    Arguments in favor of showing the database name:

    • DBAs are accustomed to seeing connection strings that include database names, so DBAs may be confused when seeing text that looks similar to a connection string but missing the database name.
    • In Case C, the database name actually becomes relevant. In this case we’re not copying anything from the connection — we’re using the connection, in its entirety, to do something. We need to create a user (and potentially create a database too). It’s possible that an existing PostgreSQL user will have permission to create new users when connecting to one database while not having permission to create new users when connecting to another database. For this reason, there may be cases where the person filling out this form needs to see the database name in order to choose the connection with appropriate permissions.
    • Although the argument above does not apply to Case A, there is an argument for using the same UI in cases A and C in order to reduce complexity of the front end code and reduce implementation time.

    Sean wanted to hide the database name and Brent wanted to show it. After debating it at length we, got to a point where neither of us cared too strongly. In the end, Sean decided to show the database name for the sake of implementation simplicity.

    We can revisit this decision later if needed. It shouldn’t be too difficult to change.

  • mathesar is pre-filled as a suggested database name only if no user database connections exist. If at least one connection exists to a user database, then the input is empty.

  • Under the “Create this database…” checkbox field, the help text includes a postgres user name in quotes. That user name is dynamic so as to match the user name of the chosen connection.

  • The “Connection nickname” field auto-updates as the user enters the database name, but the user can modify the “Connection nickname” value independently of “Database name”. (This behavior of auto-generating a nickname is the reason for putting the field last.)
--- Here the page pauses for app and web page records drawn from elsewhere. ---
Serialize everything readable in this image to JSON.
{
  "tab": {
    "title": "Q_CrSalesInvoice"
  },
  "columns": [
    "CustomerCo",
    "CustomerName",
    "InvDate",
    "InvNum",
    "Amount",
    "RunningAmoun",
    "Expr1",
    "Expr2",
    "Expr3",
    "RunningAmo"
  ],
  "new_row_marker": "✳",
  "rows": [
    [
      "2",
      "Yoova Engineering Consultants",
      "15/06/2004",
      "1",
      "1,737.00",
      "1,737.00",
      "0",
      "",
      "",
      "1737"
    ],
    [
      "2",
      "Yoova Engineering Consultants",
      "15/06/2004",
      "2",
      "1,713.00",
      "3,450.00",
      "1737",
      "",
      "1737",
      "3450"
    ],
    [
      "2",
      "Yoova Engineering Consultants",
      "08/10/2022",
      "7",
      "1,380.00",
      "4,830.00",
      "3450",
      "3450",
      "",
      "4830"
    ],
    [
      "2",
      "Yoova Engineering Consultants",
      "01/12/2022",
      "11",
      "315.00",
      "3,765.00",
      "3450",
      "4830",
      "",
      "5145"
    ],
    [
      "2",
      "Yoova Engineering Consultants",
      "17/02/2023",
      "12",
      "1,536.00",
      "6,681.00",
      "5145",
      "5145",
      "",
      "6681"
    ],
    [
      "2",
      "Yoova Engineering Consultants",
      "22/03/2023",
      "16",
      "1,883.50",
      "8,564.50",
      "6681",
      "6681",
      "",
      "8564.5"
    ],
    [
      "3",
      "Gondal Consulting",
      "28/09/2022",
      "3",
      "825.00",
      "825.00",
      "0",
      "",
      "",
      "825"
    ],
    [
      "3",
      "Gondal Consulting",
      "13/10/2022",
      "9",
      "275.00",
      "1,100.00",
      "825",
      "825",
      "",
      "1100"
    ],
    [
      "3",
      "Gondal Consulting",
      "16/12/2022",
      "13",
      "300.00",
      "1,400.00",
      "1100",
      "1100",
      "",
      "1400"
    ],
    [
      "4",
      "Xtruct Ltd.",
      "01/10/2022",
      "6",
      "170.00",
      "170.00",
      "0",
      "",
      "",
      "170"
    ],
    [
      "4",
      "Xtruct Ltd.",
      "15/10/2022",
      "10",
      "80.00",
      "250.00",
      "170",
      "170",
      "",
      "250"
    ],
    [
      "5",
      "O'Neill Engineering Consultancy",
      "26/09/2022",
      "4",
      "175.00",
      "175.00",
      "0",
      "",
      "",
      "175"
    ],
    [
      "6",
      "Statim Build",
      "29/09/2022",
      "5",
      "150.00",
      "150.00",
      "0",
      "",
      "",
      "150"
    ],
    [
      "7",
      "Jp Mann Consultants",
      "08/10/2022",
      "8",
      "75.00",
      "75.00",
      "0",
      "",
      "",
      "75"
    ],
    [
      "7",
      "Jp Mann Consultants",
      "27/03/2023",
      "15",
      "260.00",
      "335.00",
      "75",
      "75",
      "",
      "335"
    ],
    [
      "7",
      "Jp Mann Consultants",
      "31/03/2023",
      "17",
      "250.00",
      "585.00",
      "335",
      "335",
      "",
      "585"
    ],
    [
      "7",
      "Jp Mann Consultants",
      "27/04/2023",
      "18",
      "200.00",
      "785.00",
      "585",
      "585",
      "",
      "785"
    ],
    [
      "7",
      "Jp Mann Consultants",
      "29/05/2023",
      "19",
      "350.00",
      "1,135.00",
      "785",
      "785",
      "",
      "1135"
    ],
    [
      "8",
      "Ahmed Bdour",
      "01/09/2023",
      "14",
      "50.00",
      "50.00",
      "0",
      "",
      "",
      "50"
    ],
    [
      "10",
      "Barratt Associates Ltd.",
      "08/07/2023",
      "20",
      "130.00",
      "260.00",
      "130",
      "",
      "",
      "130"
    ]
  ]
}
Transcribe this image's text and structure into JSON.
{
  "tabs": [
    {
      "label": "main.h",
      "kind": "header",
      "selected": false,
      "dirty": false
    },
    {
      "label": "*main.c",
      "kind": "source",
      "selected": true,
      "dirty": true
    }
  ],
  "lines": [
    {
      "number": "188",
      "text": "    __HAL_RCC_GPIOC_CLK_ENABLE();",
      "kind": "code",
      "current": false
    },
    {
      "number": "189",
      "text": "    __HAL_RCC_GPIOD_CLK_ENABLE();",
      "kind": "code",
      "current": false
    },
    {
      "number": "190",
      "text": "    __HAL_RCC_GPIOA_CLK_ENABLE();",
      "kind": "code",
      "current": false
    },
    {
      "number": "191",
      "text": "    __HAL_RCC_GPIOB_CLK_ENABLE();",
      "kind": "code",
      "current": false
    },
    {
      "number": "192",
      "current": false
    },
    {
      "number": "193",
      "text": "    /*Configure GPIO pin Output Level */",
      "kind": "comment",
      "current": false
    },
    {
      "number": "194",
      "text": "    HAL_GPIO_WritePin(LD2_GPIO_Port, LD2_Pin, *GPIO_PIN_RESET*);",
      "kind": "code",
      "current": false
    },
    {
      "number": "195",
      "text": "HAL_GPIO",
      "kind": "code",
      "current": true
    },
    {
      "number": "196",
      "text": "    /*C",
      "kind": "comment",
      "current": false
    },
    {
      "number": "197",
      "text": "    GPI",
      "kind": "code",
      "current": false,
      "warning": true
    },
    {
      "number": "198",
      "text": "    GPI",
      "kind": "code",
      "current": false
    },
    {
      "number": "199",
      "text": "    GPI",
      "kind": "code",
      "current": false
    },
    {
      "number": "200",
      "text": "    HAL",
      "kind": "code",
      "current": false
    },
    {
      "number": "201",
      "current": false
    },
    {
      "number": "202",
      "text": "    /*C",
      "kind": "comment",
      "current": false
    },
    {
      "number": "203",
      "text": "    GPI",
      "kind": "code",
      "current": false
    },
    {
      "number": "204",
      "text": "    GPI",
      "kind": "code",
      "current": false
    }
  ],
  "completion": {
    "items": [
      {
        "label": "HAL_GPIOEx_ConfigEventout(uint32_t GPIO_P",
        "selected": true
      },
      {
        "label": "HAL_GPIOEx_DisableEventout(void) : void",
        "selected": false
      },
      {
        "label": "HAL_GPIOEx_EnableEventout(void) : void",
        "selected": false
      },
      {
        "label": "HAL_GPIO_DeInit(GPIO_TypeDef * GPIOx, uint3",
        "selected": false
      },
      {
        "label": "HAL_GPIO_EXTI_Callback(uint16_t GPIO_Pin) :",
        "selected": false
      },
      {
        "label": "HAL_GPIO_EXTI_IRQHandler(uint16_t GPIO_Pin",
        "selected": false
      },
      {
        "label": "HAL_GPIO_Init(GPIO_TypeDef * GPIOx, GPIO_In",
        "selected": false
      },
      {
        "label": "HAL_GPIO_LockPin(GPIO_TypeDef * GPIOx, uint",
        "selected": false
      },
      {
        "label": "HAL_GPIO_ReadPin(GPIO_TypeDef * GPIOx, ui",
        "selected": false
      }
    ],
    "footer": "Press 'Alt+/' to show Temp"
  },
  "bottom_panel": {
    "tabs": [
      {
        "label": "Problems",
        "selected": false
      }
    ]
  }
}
(Case B) Manually entering new connection credentials

If, on the form depicted above, you change “Credentials source” to “Enter new…”, then the “Known connection” field will be replaced by the fields shown below:
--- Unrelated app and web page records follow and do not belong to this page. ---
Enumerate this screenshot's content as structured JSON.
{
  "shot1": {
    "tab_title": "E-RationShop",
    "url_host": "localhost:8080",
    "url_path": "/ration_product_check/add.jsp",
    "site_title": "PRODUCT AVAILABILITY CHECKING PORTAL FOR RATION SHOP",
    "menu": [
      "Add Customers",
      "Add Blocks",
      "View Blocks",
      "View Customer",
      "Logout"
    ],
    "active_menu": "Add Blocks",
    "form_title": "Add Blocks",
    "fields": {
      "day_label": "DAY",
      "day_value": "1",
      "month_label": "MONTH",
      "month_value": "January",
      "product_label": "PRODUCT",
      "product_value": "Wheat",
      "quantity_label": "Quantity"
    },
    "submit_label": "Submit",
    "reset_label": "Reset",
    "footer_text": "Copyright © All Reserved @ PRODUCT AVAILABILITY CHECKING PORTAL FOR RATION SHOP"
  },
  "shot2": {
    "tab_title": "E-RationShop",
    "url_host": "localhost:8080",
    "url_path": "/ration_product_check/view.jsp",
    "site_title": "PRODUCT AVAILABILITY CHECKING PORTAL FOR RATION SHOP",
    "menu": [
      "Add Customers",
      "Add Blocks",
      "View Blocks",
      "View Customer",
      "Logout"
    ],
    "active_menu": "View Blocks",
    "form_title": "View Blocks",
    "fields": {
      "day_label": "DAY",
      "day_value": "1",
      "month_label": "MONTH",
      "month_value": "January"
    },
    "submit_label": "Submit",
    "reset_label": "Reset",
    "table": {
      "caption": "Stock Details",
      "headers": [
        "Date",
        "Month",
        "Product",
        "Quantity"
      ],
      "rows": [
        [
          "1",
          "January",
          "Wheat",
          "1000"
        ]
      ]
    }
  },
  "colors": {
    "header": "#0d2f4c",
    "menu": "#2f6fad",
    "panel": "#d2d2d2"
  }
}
  • In case B, we do not support creating the database, so that checkbox field is replaced with a help message informing the user that the database must already exist. The reason for this restriction is that we need a valid connection to an existing database in order to first create one. In theory, we could ask the user to supply such a connection (perhaps by selecting that connection from a dropdown selector as in cases A and C), but Sean and Brent deemed that approach to add too much additional complexity to the form to justify its inclusion. We predict that if someone already has a PostgreSQL user, they are likely to already have a PostgreSQL database too.
  • localhost is pre-filled as a default Host name value
  • 5432 is pre-filled as a default Port value

(Case C) Creating a new Postgres user

If, on the form depicted above, you change “User type” to “Create a new…”, then the “User name” and Password fields will be replaced by the fields shown below:


  • As the form above demonstrates, we need an existing set of credentials in order to connect to the PostgreSQL server and “bootstrap” the new user. If no such credentials exist for the host and port as the user entered it above, then the “User type” field will be omitted from the form and the form will be rendered with the “Use an existing PostgreSQL user” logic.

  • The “Create user via” input uses sorting and pre-filling logic similar to the “Known connection” field as described above. Additionally, its options are filtered to only show credentials matching the host name and port that the user entered above.

Required fields

  • All fields are required. If we want to make some fields optional in the future in order to support pgpass connection parameters, then we’ll consider ways in which to make this optional behavior clear to users at the UX level.

Error behavior

  • In general, we would like to err on the side of saving connections, even when connecting to them is not possible. The specific error behavior and flow is to be improvised during development, as dependent on the precise error behavior of the API design.